/---

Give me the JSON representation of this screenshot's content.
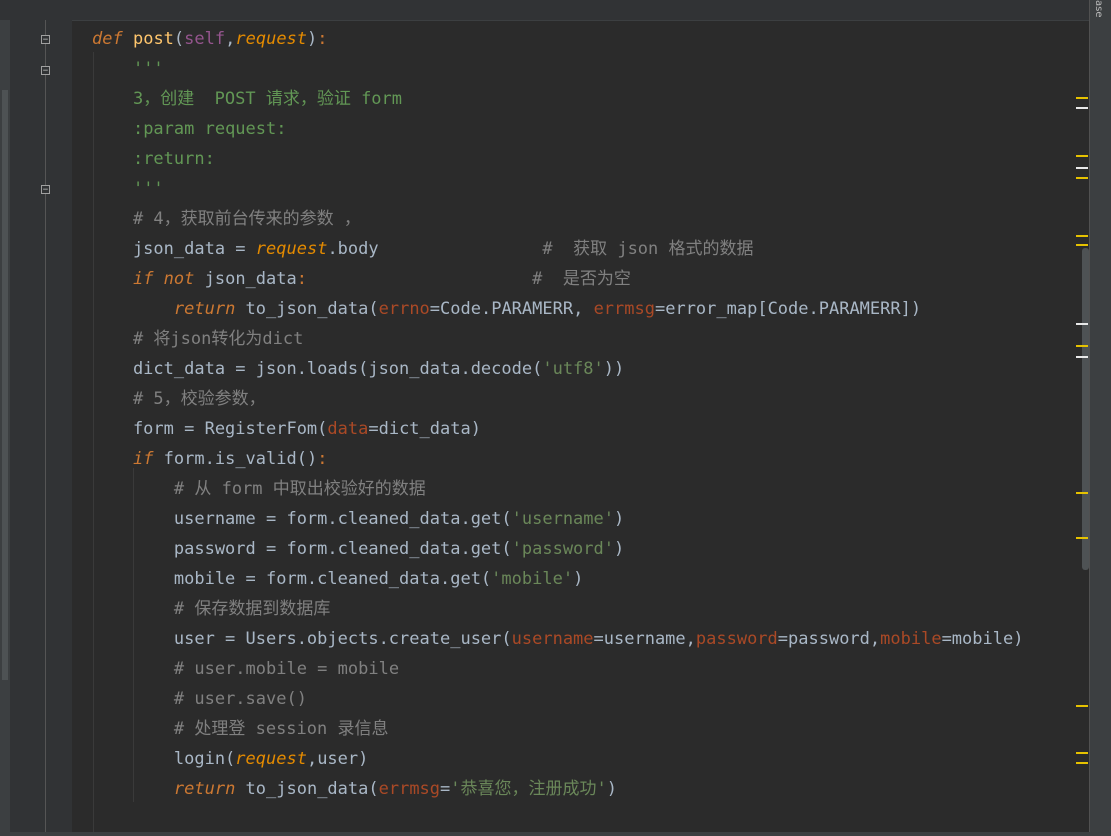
{
  "side_panel_label": "ase",
  "code_lines": [
    [
      [
        "kw",
        "def"
      ],
      [
        "op",
        " "
      ],
      [
        "fn",
        "post"
      ],
      [
        "op",
        "("
      ],
      [
        "slf",
        "self"
      ],
      [
        "op",
        ","
      ],
      [
        "prm",
        "request"
      ],
      [
        "op",
        ")"
      ],
      [
        "pn",
        ":"
      ]
    ],
    [
      [
        "op",
        "    "
      ],
      [
        "ds",
        "'''"
      ]
    ],
    [
      [
        "op",
        "    "
      ],
      [
        "ds",
        "3，创建  POST 请求，验证 form"
      ]
    ],
    [
      [
        "op",
        "    "
      ],
      [
        "ds",
        ":param request:"
      ]
    ],
    [
      [
        "op",
        "    "
      ],
      [
        "ds",
        ":return:"
      ]
    ],
    [
      [
        "op",
        "    "
      ],
      [
        "ds",
        "'''"
      ]
    ],
    [
      [
        "op",
        "    "
      ],
      [
        "cm",
        "# 4，获取前台传来的参数 ，"
      ]
    ],
    [
      [
        "op",
        "    json_data "
      ],
      [
        "op",
        "= "
      ],
      [
        "prm",
        "request"
      ],
      [
        "op",
        ".body"
      ],
      [
        "op",
        "                "
      ],
      [
        "cm",
        "#  获取 json 格式的数据"
      ]
    ],
    [
      [
        "op",
        "    "
      ],
      [
        "kw",
        "if not"
      ],
      [
        "op",
        " json_data"
      ],
      [
        "pn",
        ":"
      ],
      [
        "op",
        "                      "
      ],
      [
        "cm",
        "#  是否为空"
      ]
    ],
    [
      [
        "op",
        "        "
      ],
      [
        "kw",
        "return"
      ],
      [
        "op",
        " to_json_data("
      ],
      [
        "kwarg",
        "errno"
      ],
      [
        "op",
        "=Code.PARAMERR, "
      ],
      [
        "kwarg",
        "errmsg"
      ],
      [
        "op",
        "=error_map[Code.PARAMERR])"
      ]
    ],
    [
      [
        "op",
        "    "
      ],
      [
        "cm",
        "# 将json转化为dict"
      ]
    ],
    [
      [
        "op",
        "    dict_data = json.loads(json_data.decode("
      ],
      [
        "str",
        "'utf8'"
      ],
      [
        "op",
        "))"
      ]
    ],
    [
      [
        "op",
        "    "
      ],
      [
        "cm",
        "# 5，校验参数，"
      ]
    ],
    [
      [
        "op",
        "    form = RegisterFom("
      ],
      [
        "kwarg",
        "data"
      ],
      [
        "op",
        "=dict_data)"
      ]
    ],
    [
      [
        "op",
        "    "
      ],
      [
        "kw",
        "if"
      ],
      [
        "op",
        " form.is_valid()"
      ],
      [
        "pn",
        ":"
      ]
    ],
    [
      [
        "op",
        "        "
      ],
      [
        "cm",
        "# 从 form 中取出校验好的数据"
      ]
    ],
    [
      [
        "op",
        "        username = form.cleaned_data.get("
      ],
      [
        "str",
        "'username'"
      ],
      [
        "op",
        ")"
      ]
    ],
    [
      [
        "op",
        "        password = form.cleaned_data.get("
      ],
      [
        "str",
        "'password'"
      ],
      [
        "op",
        ")"
      ]
    ],
    [
      [
        "op",
        "        mobile = form.cleaned_data.get("
      ],
      [
        "str",
        "'mobile'"
      ],
      [
        "op",
        ")"
      ]
    ],
    [
      [
        "op",
        "        "
      ],
      [
        "cm",
        "# 保存数据到数据库"
      ]
    ],
    [
      [
        "op",
        "        user = Users.objects.create_user("
      ],
      [
        "kwarg",
        "username"
      ],
      [
        "op",
        "=username,"
      ],
      [
        "kwarg",
        "password"
      ],
      [
        "op",
        "=password,"
      ],
      [
        "kwarg",
        "mobile"
      ],
      [
        "op",
        "=mobile)"
      ]
    ],
    [
      [
        "op",
        "        "
      ],
      [
        "cm",
        "# user.mobile = mobile"
      ]
    ],
    [
      [
        "op",
        "        "
      ],
      [
        "cm",
        "# user.save()"
      ]
    ],
    [
      [
        "op",
        "        "
      ],
      [
        "cm",
        "# 处理登 session 录信息"
      ]
    ],
    [
      [
        "op",
        "        login("
      ],
      [
        "prm",
        "request"
      ],
      [
        "op",
        ",user)"
      ]
    ],
    [
      [
        "op",
        "        "
      ],
      [
        "kw",
        "return"
      ],
      [
        "op",
        " to_json_data("
      ],
      [
        "kwarg",
        "errmsg"
      ],
      [
        "op",
        "="
      ],
      [
        "str",
        "'恭喜您，注册成功'"
      ],
      [
        "op",
        ")"
      ]
    ]
  ]
}
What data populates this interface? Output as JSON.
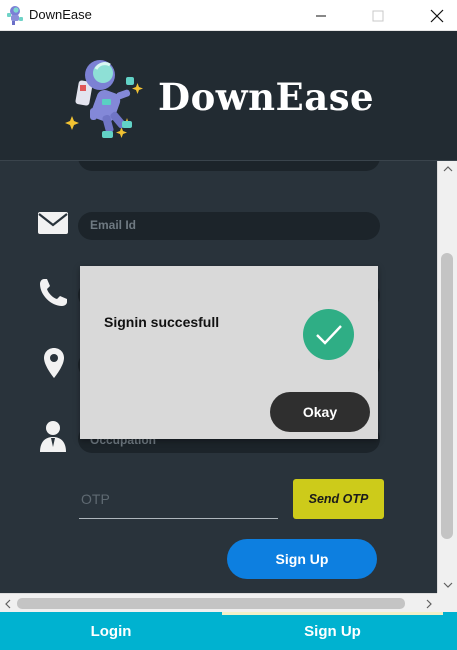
{
  "window": {
    "title": "DownEase"
  },
  "header": {
    "brand": "DownEase"
  },
  "form": {
    "email_placeholder": "Email Id",
    "occupation_placeholder": "Occupation",
    "otp_placeholder": "OTP",
    "send_otp_label": "Send OTP",
    "signup_label": "Sign Up"
  },
  "dialog": {
    "message": "Signin succesfull",
    "ok_label": "Okay"
  },
  "tabs": {
    "login": "Login",
    "signup": "Sign Up"
  },
  "colors": {
    "header_bg": "#222b32",
    "content_bg": "#29333b",
    "accent_blue": "#0d7fe0",
    "send_otp": "#cdcb1a",
    "success_green": "#2fae85",
    "tab_bar": "#00b2d0"
  },
  "icons": [
    "app-icon",
    "minimize-icon",
    "maximize-icon",
    "close-icon",
    "astronaut-logo-icon",
    "mail-icon",
    "phone-icon",
    "location-pin-icon",
    "user-icon",
    "checkmark-icon"
  ]
}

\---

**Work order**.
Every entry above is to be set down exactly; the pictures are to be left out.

**Result of this exercise**.
Give me the JSON representation of this screenshot's content.
{
  "side_panel_label": "ase",
  "code_lines": [
    [
      [
        "kw",
        "def"
      ],
      [
        "op",
        " "
      ],
      [
        "fn",
        "post"
      ],
      [
        "op",
        "("
      ],
      [
        "slf",
        "self"
      ],
      [
        "op",
        ","
      ],
      [
        "prm",
        "request"
      ],
      [
        "op",
        ")"
      ],
      [
        "pn",
        ":"
      ]
    ],
    [
      [
        "op",
        "    "
      ],
      [
        "ds",
        "'''"
      ]
    ],
    [
      [
        "op",
        "    "
      ],
      [
        "ds",
        "3，创建  POST 请求，验证 form"
      ]
    ],
    [
      [
        "op",
        "    "
      ],
      [
        "ds",
        ":param request:"
      ]
    ],
    [
      [
        "op",
        "    "
      ],
      [
        "ds",
        ":return:"
      ]
    ],
    [
      [
        "op",
        "    "
      ],
      [
        "ds",
        "'''"
      ]
    ],
    [
      [
        "op",
        "    "
      ],
      [
        "cm",
        "# 4，获取前台传来的参数 ，"
      ]
    ],
    [
      [
        "op",
        "    json_data "
      ],
      [
        "op",
        "= "
      ],
      [
        "prm",
        "request"
      ],
      [
        "op",
        ".body"
      ],
      [
        "op",
        "                "
      ],
      [
        "cm",
        "#  获取 json 格式的数据"
      ]
    ],
    [
      [
        "op",
        "    "
      ],
      [
        "kw",
        "if not"
      ],
      [
        "op",
        " json_data"
      ],
      [
        "pn",
        ":"
      ],
      [
        "op",
        "                      "
      ],
      [
        "cm",
        "#  是否为空"
      ]
    ],
    [
      [
        "op",
        "        "
      ],
      [
        "kw",
        "return"
      ],
      [
        "op",
        " to_json_data("
      ],
      [
        "kwarg",
        "errno"
      ],
      [
        "op",
        "=Code.PARAMERR, "
      ],
      [
        "kwarg",
        "errmsg"
      ],
      [
        "op",
        "=error_map[Code.PARAMERR])"
      ]
    ],
    [
      [
        "op",
        "    "
      ],
      [
        "cm",
        "# 将json转化为dict"
      ]
    ],
    [
      [
        "op",
        "    dict_data = json.loads(json_data.decode("
      ],
      [
        "str",
        "'utf8'"
      ],
      [
        "op",
        "))"
      ]
    ],
    [
      [
        "op",
        "    "
      ],
      [
        "cm",
        "# 5，校验参数，"
      ]
    ],
    [
      [
        "op",
        "    form = RegisterFom("
      ],
      [
        "kwarg",
        "data"
      ],
      [
        "op",
        "=dict_data)"
      ]
    ],
    [
      [
        "op",
        "    "
      ],
      [
        "kw",
        "if"
      ],
      [
        "op",
        " form.is_valid()"
      ],
      [
        "pn",
        ":"
      ]
    ],
    [
      [
        "op",
        "        "
      ],
      [
        "cm",
        "# 从 form 中取出校验好的数据"
      ]
    ],
    [
      [
        "op",
        "        username = form.cleaned_data.get("
      ],
      [
        "str",
        "'username'"
      ],
      [
        "op",
        ")"
      ]
    ],
    [
      [
        "op",
        "        password = form.cleaned_data.get("
      ],
      [
        "str",
        "'password'"
      ],
      [
        "op",
        ")"
      ]
    ],
    [
      [
        "op",
        "        mobile = form.cleaned_data.get("
      ],
      [
        "str",
        "'mobile'"
      ],
      [
        "op",
        ")"
      ]
    ],
    [
      [
        "op",
        "        "
      ],
      [
        "cm",
        "# 保存数据到数据库"
      ]
    ],
    [
      [
        "op",
        "        user = Users.objects.create_user("
      ],
      [
        "kwarg",
        "username"
      ],
      [
        "op",
        "=username,"
      ],
      [
        "kwarg",
        "password"
      ],
      [
        "op",
        "=password,"
      ],
      [
        "kwarg",
        "mobile"
      ],
      [
        "op",
        "=mobile)"
      ]
    ],
    [
      [
        "op",
        "        "
      ],
      [
        "cm",
        "# user.mobile = mobile"
      ]
    ],
    [
      [
        "op",
        "        "
      ],
      [
        "cm",
        "# user.save()"
      ]
    ],
    [
      [
        "op",
        "        "
      ],
      [
        "cm",
        "# 处理登 session 录信息"
      ]
    ],
    [
      [
        "op",
        "        login("
      ],
      [
        "prm",
        "request"
      ],
      [
        "op",
        ",user)"
      ]
    ],
    [
      [
        "op",
        "        "
      ],
      [
        "kw",
        "return"
      ],
      [
        "op",
        " to_json_data("
      ],
      [
        "kwarg",
        "errmsg"
      ],
      [
        "op",
        "="
      ],
      [
        "str",
        "'恭喜您，注册成功'"
      ],
      [
        "op",
        ")"
      ]
    ]
  ]
}
What data populates this interface? Output as JSON.
{
  "window": {
    "title": "DownEase"
  },
  "header": {
    "brand": "DownEase"
  },
  "form": {
    "email_placeholder": "Email Id",
    "occupation_placeholder": "Occupation",
    "otp_placeholder": "OTP",
    "send_otp_label": "Send OTP",
    "signup_label": "Sign Up"
  },
  "dialog": {
    "message": "Signin succesfull",
    "ok_label": "Okay"
  },
  "tabs": {
    "login": "Login",
    "signup": "Sign Up"
  },
  "colors": {
    "header_bg": "#222b32",
    "content_bg": "#29333b",
    "accent_blue": "#0d7fe0",
    "send_otp": "#cdcb1a",
    "success_green": "#2fae85",
    "tab_bar": "#00b2d0"
  },
  "icons": [
    "app-icon",
    "minimize-icon",
    "maximize-icon",
    "close-icon",
    "astronaut-logo-icon",
    "mail-icon",
    "phone-icon",
    "location-pin-icon",
    "user-icon",
    "checkmark-icon"
  ]
}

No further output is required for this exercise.